Gene Walker waves to an elderly resident driving up his driveway in a golf cart.

“Casey drives his golf cart around, rather than get his car out. (He) thinks it’s a lot simpler,” says Walker.

Parking is a premium as people visit the chiropractor and consignment shop, or The Old Memories Café and Pinkies sub shop, which both do a brisk lunch trade.

The town may seem surreal, but you can tell how planners considered real-life problems in the new town’s design. The new school is a series of space-aged domes that are energy efficient and sustainable. There’s a retirement community and low-income housing. The back streets are a patchwork a newly built homes and those that were lifted from off their foundations and moved up here.

Gene Walker points to his own 19th century Victorian and says everyone made their own choice about what to do with their home.

“See, they moved all of it," he says of his home. "There’s the leaded glass and stained glass windows….”

Deciding To Stay Put

Some of the homes destroyed by the floods were neither moved or restored, and still remain damaged and uninhabited.
Credit Laura Ziegler / KCUR

Our tour of Pattonsburg takes us back down to the river bottoms. Lyle and Donna Warford were one of the few families who stayed put after the floods.

As Donna welcomes us into her sprawling ranch home, shaded by a massive oak tree, she explains there was up to four feet of water when she came in after the second flood.

They found mud and silt in the sink and putrid water covering her antique furniture. They lost most all of their livestock, but they found two animals in an unlikely place. “

We had a Siamese cat and a 40 pound pig on the table who floated in and didn’t know where to go," she says.

Donna’s mother’s hand-sewn quilts were soaked and many of their antique clocks swept way. Lyle and Donna both get emotional when the remember the help they got after the floods, from friends, strangers, even prisoners from the Cameron Corrections facility.

“There is always someone worse off than you are," says Donna, "probably the best part is the help we had. (There) is never any way we can repay the people who helped us.”

Lyle's dad was the mayor in the 40’s, and the Warford’s son is mayor now.
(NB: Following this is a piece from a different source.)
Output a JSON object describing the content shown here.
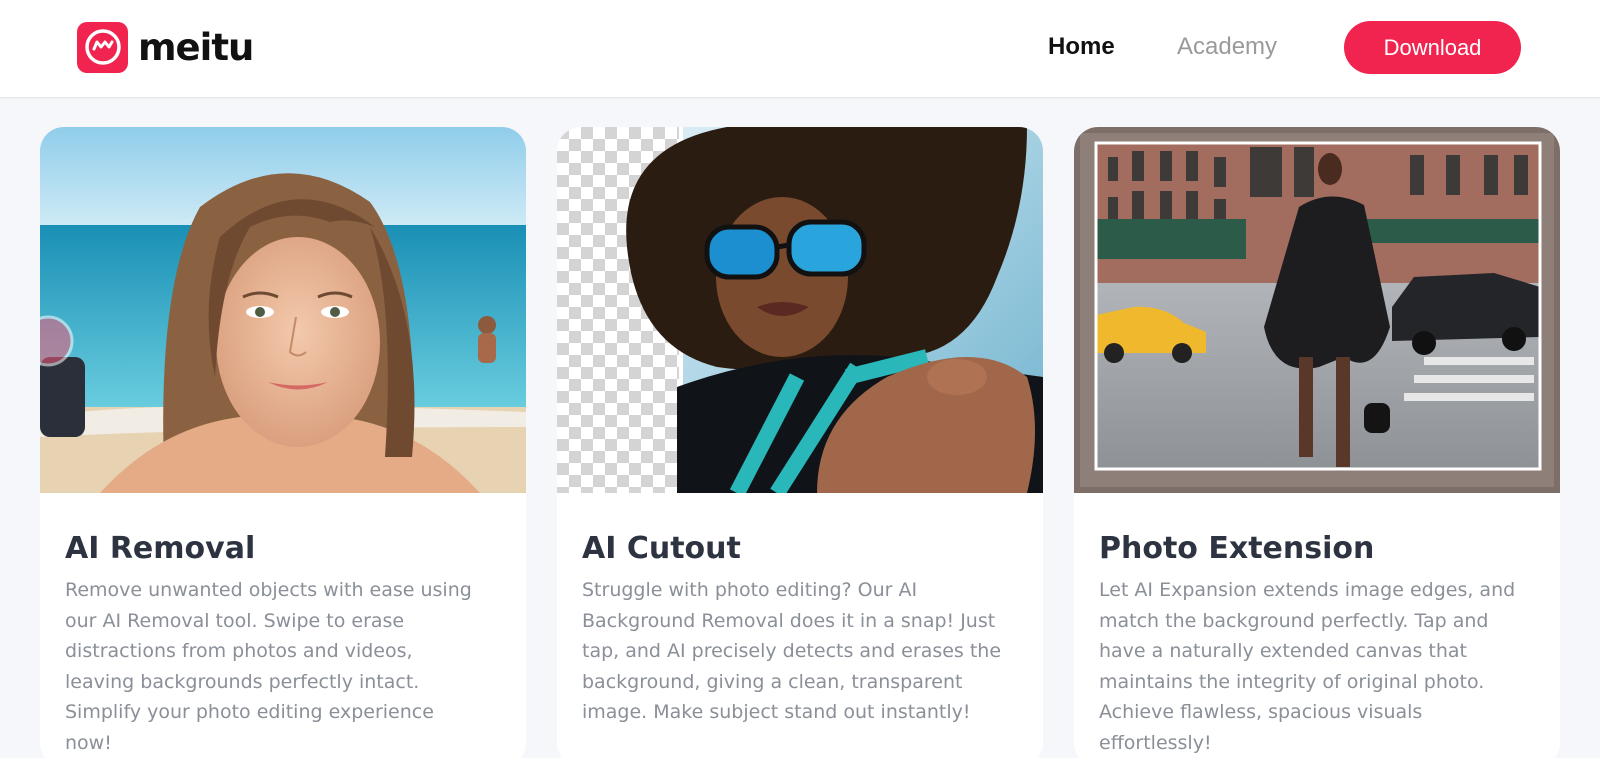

Donna says it would be very hard for them to move away.

“Roots get planted pretty deep..., I’m not saying we ever want to experience another flood, but this is home,” she says.

Lyle and Donna Warford chose to remain in Old Pattonsburg, though it meant they would not be able to buy flood insurance.
Credit Laura Ziegler / KCUR

The Warfords got the same disaster relief as everyone else in Pattonsburg- $10,000, and an offer on their home if they wanted to relocate. Lyle estimates it would have cost 20 times what they were offered, so he turned down the deal. Because he’s outside the city limits, he’s still not eligible for flood insurance.

They know they’ve made a tough choice, but Donna says if it’s not raining, they don’t think about it.

Army Corps of Engineers flood management specialist Judd Kneave says it’s fine for those who want to stay in the floodplain to stay there, as long as they remember they are always at risk.

Preventing Another Flood

Strolling along the gravel bike path atop the well- manicured L385 levee in in Riverside, Mo. Kneave points out the new technology - gates and drainage pipes – designed for flood control.

This was a small agricultural levee in ’93, like many that were involved in the floods. Since then, the Corps and local governments are collaborating more in an effort to maintain the quality of levee system.

But Kneave says the Corps primary focus is to communicate a new message.

“The biggest change fund in the last 20 years for the Corps is were putting a lot of emphasis on communicating that when you live and work in a flood plain, you’re always at risk," says Kneave.

"It doesn’t matter what kind of flood management project was constructed to help you.”

In 1993, and again during floods in 2011, critics claimed the Corps made bad decisions in efforts to mitigate the impact of flooding. They say politics, as always, played too great a role. But as development creeps back into the floodplain, even top experts agree the focus must be on the message; if you live near the river, you’re never immune from the impact of floods.